Within the data below, count the lines that include the word "used". Provide the number and nothing further.
MATERIAL FOR THIS TASK START
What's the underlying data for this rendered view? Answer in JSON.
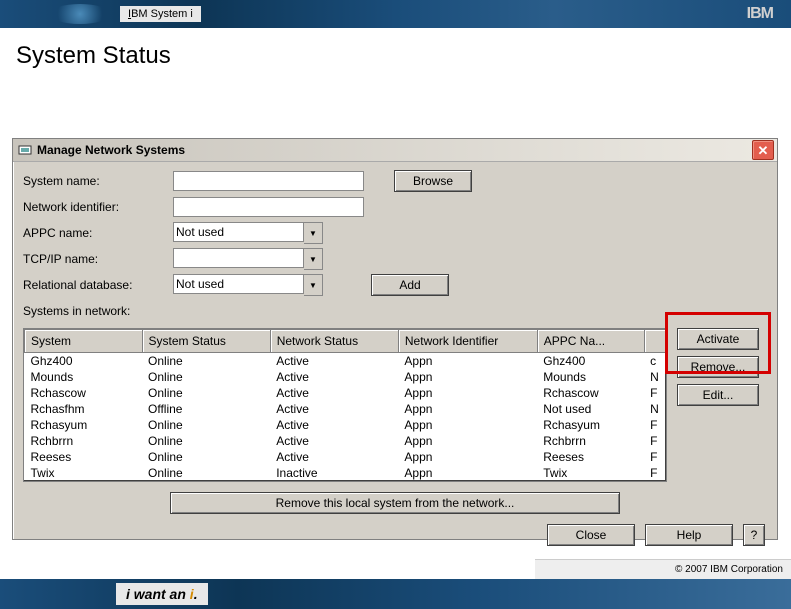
{
  "banner": {
    "label": "IBM System i",
    "logo": "IBM"
  },
  "page_title": "System Status",
  "dialog": {
    "title": "Manage Network Systems",
    "fields": {
      "system_name_label": "System name:",
      "system_name_value": "",
      "network_identifier_label": "Network identifier:",
      "network_identifier_value": "",
      "appc_name_label": "APPC name:",
      "appc_name_value": "Not used",
      "tcpip_name_label": "TCP/IP name:",
      "tcpip_name_value": "",
      "relational_db_label": "Relational database:",
      "relational_db_value": "Not used",
      "systems_in_network_label": "Systems in network:"
    },
    "buttons": {
      "browse": "Browse",
      "add": "Add",
      "activate": "Activate",
      "remove": "Remove...",
      "edit": "Edit...",
      "remove_local": "Remove this local system from the network...",
      "close": "Close",
      "help": "Help",
      "q": "?"
    },
    "table": {
      "headers": [
        "System",
        "System Status",
        "Network Status",
        "Network Identifier",
        "APPC Na...",
        ""
      ],
      "rows": [
        [
          "Ghz400",
          "Online",
          "Active",
          "Appn",
          "Ghz400",
          "c"
        ],
        [
          "Mounds",
          "Online",
          "Active",
          "Appn",
          "Mounds",
          "N"
        ],
        [
          "Rchascow",
          "Online",
          "Active",
          "Appn",
          "Rchascow",
          "F"
        ],
        [
          "Rchasfhm",
          "Offline",
          "Active",
          "Appn",
          "Not used",
          "N"
        ],
        [
          "Rchasyum",
          "Online",
          "Active",
          "Appn",
          "Rchasyum",
          "F"
        ],
        [
          "Rchbrrn",
          "Online",
          "Active",
          "Appn",
          "Rchbrrn",
          "F"
        ],
        [
          "Reeses",
          "Online",
          "Active",
          "Appn",
          "Reeses",
          "F"
        ],
        [
          "Twix",
          "Online",
          "Inactive",
          "Appn",
          "Twix",
          "F"
        ]
      ]
    }
  },
  "footer": {
    "tagline_pre": "i want an ",
    "tagline_i": "i",
    "tagline_post": "."
  },
  "copyright": "© 2007 IBM Corporation"
}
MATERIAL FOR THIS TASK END
-- RESPONSE AREA --
3